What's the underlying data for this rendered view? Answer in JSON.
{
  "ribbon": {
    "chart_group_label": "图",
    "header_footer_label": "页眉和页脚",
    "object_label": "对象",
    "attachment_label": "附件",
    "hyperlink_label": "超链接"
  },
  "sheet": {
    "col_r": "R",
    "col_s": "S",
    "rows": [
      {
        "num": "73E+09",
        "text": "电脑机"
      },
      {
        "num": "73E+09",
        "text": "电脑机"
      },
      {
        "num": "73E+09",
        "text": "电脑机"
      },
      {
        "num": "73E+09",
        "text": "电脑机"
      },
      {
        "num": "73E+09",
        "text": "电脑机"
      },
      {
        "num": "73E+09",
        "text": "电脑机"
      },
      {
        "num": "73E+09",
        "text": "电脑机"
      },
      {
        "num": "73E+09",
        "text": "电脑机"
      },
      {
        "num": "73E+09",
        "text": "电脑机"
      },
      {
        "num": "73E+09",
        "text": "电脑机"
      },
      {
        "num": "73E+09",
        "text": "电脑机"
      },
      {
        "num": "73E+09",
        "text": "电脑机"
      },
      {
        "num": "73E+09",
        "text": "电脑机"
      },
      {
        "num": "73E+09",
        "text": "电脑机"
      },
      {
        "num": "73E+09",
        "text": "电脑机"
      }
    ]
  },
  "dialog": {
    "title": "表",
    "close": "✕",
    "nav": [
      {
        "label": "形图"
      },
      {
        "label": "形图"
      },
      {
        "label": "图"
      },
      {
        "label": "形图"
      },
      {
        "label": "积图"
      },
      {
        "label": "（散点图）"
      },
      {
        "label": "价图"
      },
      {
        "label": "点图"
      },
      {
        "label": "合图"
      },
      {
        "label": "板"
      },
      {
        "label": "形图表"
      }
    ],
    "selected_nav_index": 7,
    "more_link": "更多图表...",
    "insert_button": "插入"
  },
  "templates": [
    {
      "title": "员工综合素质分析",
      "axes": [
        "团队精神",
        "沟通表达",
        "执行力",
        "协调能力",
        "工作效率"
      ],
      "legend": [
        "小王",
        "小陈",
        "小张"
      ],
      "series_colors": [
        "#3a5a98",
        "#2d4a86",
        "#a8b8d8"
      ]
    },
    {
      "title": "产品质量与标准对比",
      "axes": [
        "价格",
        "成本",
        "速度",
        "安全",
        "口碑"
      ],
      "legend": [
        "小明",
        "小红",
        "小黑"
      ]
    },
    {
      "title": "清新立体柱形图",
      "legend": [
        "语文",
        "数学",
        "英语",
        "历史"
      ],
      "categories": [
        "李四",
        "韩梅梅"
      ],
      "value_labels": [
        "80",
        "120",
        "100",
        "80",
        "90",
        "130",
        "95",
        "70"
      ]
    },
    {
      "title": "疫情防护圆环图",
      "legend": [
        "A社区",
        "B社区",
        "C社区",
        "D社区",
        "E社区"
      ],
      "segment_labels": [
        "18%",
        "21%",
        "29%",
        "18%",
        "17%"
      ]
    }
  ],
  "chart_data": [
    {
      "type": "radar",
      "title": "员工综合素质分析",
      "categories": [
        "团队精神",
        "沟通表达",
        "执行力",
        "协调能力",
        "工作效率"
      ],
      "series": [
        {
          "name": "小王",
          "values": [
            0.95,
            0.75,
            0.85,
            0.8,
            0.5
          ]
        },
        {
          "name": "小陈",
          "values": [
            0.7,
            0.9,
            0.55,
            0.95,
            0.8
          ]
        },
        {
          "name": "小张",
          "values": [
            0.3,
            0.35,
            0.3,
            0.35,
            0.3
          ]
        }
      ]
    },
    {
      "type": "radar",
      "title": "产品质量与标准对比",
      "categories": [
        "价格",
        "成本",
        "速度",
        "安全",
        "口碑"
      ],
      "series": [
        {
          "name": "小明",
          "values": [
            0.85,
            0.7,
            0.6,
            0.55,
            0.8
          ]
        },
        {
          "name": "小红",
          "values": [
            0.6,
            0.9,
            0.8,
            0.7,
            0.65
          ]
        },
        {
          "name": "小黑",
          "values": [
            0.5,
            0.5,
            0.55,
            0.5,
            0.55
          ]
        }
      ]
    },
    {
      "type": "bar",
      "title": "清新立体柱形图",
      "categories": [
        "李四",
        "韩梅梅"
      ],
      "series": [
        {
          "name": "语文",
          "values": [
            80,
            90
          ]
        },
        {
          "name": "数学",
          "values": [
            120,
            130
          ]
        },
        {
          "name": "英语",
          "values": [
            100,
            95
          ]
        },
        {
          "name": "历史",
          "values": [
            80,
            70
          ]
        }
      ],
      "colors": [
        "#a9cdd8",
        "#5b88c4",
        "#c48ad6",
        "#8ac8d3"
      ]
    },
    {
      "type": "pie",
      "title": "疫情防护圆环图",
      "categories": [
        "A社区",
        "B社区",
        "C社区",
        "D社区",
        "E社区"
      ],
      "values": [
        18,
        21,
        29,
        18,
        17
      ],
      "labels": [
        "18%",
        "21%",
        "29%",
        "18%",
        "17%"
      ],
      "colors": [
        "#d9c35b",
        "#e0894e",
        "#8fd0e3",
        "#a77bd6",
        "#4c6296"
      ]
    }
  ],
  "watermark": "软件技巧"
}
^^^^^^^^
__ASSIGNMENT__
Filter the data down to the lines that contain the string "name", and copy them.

__ANSWER AREA__
          "name": "小王",
          "name": "小陈",
          "name": "小张",
          "name": "小明",
          "name": "小红",
          "name": "小黑",
          "name": "语文",
          "name": "数学",
          "name": "英语",
          "name": "历史",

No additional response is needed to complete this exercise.